Dataset rows for apps and sites:
* * * * *

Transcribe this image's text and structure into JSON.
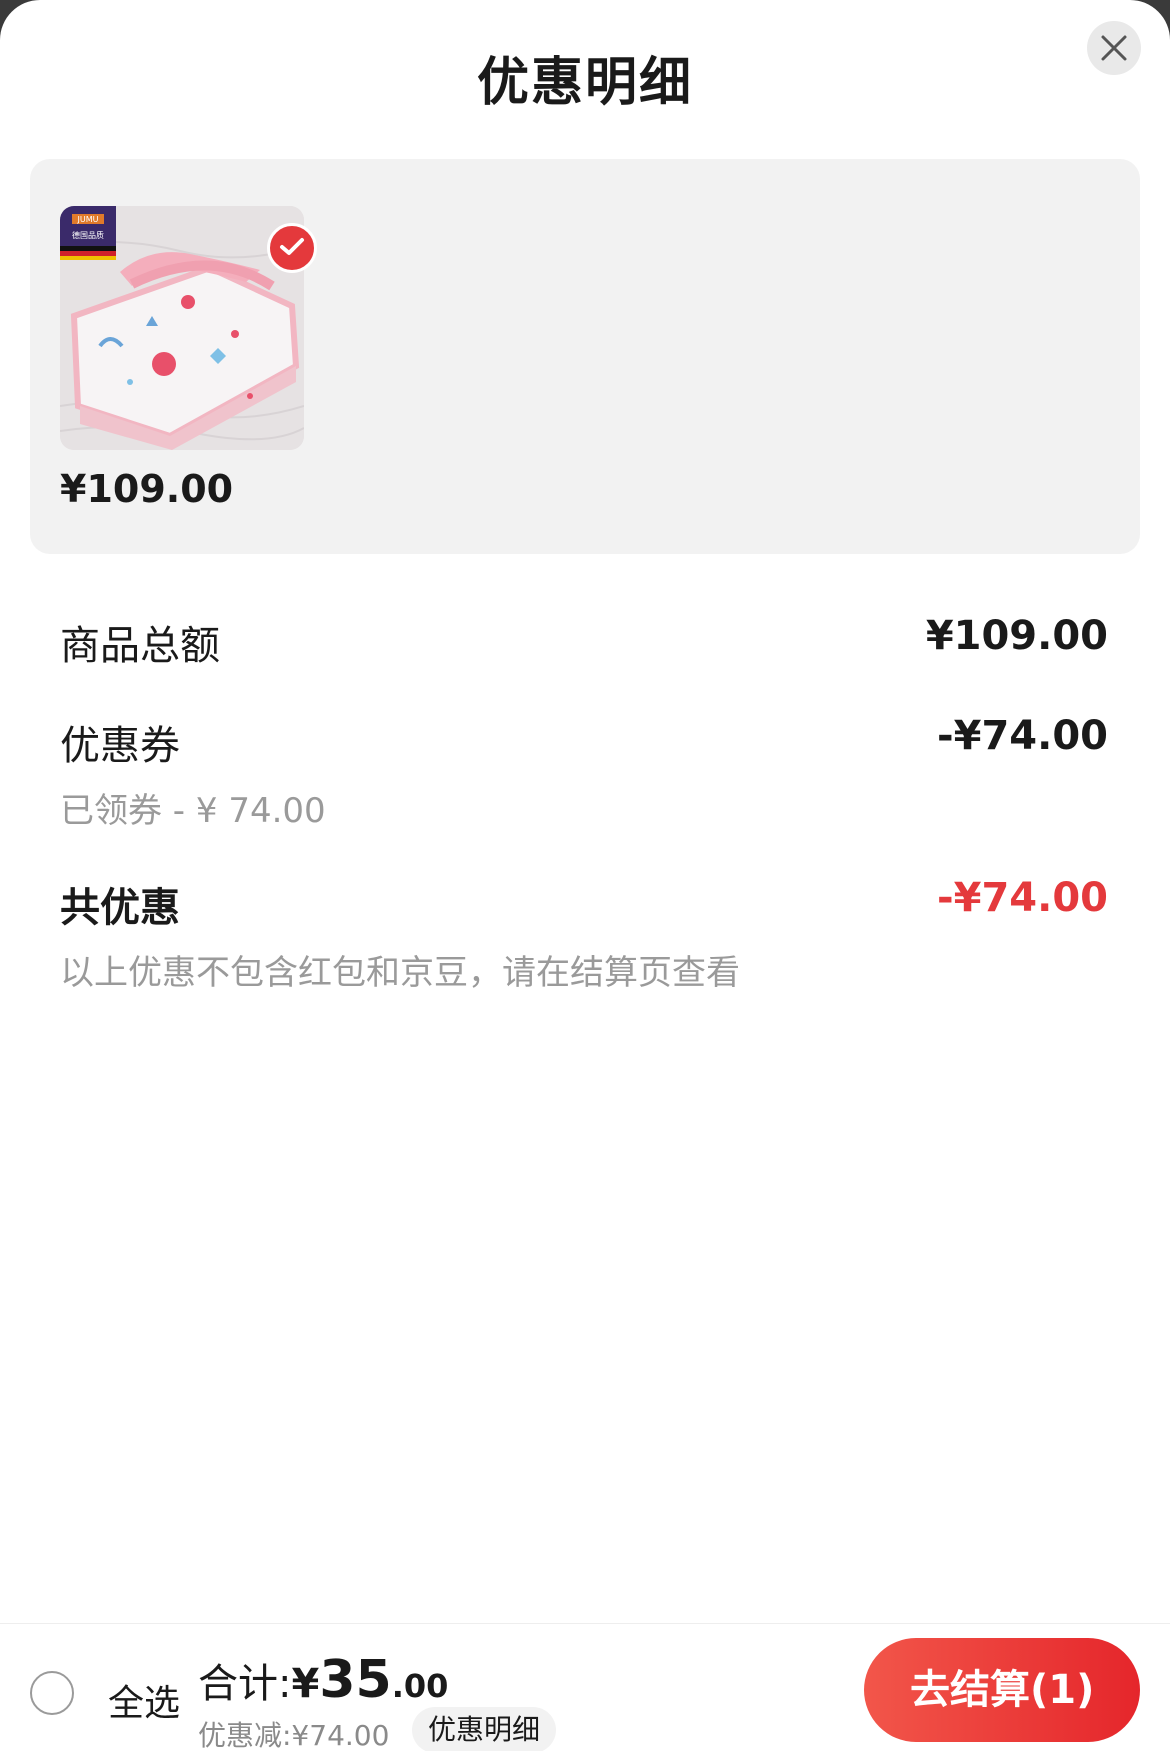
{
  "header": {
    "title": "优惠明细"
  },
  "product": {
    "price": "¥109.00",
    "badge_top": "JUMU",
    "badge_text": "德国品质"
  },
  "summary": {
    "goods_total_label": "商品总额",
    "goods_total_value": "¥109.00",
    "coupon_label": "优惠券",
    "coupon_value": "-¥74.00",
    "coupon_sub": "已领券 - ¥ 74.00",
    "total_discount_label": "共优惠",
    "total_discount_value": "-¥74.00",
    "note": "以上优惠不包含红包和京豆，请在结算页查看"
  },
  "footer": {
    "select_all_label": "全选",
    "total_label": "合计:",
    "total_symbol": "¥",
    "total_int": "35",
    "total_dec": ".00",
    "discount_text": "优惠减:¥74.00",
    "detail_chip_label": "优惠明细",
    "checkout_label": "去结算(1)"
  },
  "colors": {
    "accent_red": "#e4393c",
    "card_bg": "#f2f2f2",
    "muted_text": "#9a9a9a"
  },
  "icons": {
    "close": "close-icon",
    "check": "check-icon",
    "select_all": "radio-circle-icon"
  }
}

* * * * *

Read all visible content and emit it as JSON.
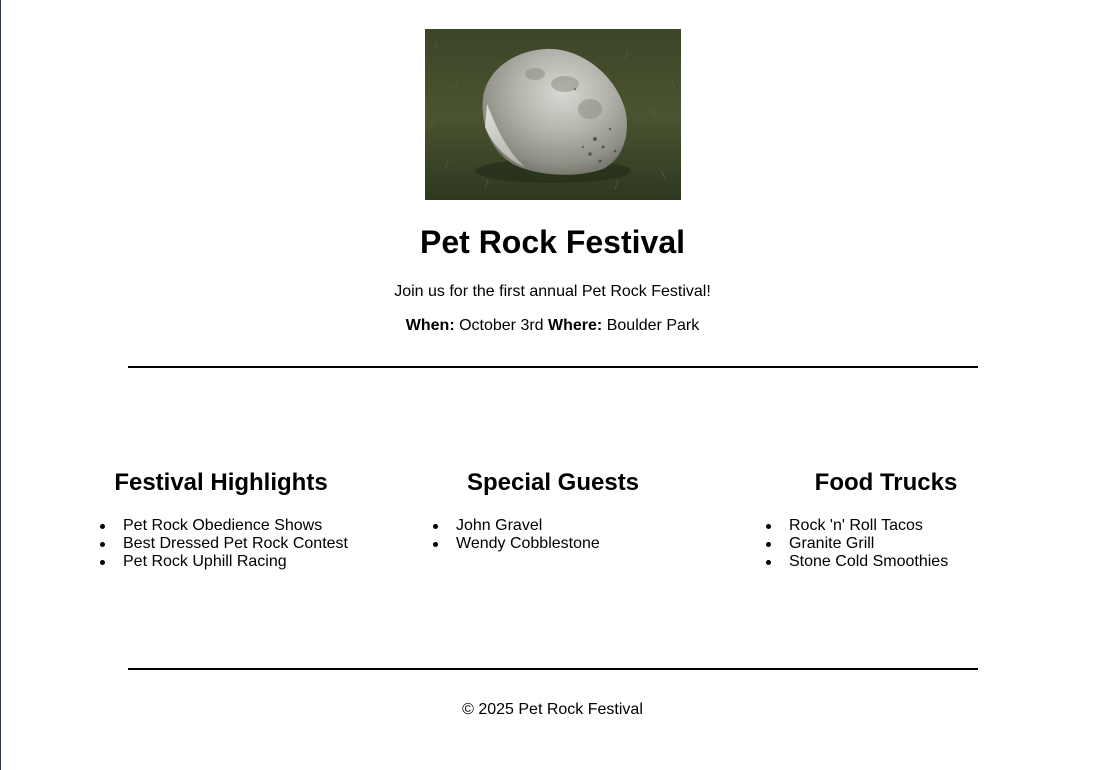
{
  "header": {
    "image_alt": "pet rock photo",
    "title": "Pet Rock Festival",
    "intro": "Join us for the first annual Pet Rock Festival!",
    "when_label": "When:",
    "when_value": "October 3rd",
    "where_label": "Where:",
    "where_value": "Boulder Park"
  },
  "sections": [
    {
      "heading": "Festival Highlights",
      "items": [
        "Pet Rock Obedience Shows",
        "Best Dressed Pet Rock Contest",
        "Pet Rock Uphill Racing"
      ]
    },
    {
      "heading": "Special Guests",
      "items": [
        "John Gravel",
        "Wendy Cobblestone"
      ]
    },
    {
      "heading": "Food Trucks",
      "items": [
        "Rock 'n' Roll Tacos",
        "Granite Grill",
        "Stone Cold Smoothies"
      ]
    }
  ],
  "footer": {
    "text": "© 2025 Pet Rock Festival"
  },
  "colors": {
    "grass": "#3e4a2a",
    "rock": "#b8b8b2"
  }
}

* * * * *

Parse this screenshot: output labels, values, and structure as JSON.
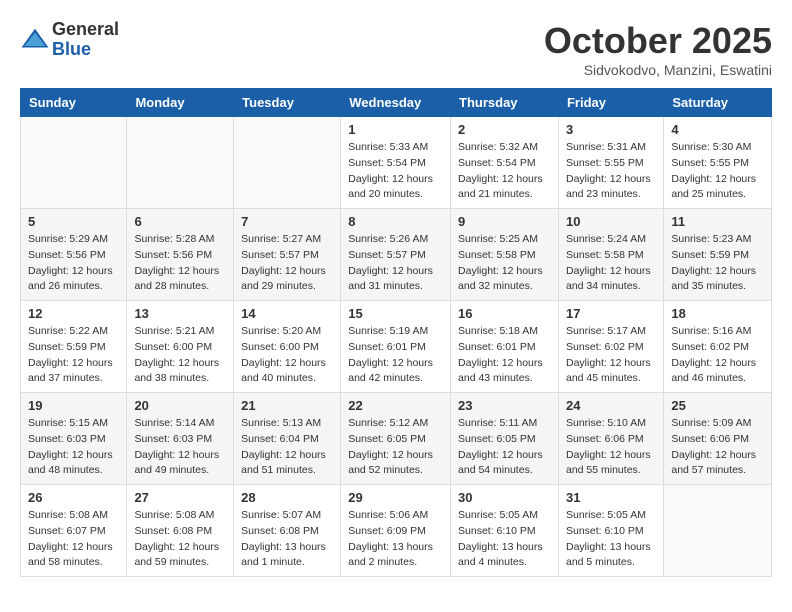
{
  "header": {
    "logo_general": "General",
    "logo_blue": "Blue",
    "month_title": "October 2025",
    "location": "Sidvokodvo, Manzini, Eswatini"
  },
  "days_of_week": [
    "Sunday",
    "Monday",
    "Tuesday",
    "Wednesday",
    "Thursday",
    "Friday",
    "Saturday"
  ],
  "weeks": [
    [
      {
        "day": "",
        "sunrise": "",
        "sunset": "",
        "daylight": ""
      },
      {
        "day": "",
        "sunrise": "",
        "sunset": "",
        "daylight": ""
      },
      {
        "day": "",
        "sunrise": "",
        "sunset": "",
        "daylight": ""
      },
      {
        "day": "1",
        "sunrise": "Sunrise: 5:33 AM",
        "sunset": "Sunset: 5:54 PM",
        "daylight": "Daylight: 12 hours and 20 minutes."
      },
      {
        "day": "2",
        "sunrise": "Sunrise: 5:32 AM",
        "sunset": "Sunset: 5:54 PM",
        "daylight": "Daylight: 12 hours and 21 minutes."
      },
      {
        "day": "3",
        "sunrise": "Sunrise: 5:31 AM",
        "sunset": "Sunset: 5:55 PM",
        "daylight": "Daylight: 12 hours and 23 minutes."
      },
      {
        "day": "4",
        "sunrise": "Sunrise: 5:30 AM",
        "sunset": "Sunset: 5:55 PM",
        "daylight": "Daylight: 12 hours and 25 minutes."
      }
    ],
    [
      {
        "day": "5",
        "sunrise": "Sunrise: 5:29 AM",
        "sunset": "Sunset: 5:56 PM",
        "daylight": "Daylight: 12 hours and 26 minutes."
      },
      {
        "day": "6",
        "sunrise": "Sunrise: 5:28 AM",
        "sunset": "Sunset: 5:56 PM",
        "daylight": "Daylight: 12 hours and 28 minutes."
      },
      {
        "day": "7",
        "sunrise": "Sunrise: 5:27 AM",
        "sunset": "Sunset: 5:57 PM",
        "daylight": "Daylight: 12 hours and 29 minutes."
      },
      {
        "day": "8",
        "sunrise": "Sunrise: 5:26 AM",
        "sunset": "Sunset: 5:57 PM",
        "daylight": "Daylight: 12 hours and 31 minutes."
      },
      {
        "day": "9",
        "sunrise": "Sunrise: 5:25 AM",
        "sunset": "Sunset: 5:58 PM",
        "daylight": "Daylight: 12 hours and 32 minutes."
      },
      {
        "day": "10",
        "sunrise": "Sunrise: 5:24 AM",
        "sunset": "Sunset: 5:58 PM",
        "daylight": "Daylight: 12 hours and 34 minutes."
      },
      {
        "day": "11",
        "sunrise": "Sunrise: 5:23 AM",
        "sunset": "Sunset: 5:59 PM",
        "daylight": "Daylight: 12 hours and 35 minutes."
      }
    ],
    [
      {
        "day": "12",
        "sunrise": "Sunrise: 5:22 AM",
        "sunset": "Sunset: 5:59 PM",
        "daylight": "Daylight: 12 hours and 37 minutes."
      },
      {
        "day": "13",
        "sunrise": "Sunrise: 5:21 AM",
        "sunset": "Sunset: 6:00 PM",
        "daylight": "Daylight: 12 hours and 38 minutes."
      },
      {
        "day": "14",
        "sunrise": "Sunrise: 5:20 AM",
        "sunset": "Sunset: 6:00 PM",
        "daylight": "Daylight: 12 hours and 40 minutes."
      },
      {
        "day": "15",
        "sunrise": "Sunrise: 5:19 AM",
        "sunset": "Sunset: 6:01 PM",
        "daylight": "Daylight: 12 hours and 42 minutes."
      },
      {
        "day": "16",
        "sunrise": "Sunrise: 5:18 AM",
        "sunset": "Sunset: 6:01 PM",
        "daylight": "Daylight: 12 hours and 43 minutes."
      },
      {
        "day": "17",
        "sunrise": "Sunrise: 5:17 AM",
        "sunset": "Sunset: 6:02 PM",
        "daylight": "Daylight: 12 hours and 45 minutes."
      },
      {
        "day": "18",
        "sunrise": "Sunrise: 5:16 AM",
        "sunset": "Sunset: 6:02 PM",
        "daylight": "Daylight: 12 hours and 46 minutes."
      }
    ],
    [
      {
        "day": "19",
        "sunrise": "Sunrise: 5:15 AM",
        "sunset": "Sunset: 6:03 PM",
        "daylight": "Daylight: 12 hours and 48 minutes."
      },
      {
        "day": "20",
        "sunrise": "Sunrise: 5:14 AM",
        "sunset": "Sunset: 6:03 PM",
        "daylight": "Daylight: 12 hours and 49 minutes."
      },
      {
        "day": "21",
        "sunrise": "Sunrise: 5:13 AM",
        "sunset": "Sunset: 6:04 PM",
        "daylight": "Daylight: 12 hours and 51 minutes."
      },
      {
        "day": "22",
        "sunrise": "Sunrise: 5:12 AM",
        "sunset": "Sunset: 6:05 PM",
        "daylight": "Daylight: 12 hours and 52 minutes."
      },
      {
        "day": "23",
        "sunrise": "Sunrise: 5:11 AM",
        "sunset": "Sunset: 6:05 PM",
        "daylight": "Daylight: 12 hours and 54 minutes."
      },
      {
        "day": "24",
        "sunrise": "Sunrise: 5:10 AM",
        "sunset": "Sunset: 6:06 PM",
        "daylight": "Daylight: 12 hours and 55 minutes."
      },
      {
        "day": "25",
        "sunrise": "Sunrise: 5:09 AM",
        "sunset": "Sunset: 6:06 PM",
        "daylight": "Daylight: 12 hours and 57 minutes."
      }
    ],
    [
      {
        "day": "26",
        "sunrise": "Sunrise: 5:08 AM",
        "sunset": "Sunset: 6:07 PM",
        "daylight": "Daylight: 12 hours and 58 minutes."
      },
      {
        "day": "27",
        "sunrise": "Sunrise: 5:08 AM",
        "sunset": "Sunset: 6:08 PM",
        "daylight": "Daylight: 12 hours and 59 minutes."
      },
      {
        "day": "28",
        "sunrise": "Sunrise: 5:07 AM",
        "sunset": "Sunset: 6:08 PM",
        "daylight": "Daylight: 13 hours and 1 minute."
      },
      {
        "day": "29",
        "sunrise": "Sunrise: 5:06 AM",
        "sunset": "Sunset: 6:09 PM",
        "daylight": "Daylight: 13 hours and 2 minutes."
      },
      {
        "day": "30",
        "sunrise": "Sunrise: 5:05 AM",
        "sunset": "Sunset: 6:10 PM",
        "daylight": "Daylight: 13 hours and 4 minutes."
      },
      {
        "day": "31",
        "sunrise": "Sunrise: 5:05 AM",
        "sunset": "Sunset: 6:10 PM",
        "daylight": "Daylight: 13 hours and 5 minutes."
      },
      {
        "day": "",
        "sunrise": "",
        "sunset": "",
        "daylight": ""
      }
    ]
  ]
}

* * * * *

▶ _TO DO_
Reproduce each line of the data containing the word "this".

▶ _EXERCISE SOLUTION_
Transcribe this image's text and structure into JSON.
Parse this screenshot: output labels, values, and structure as JSON.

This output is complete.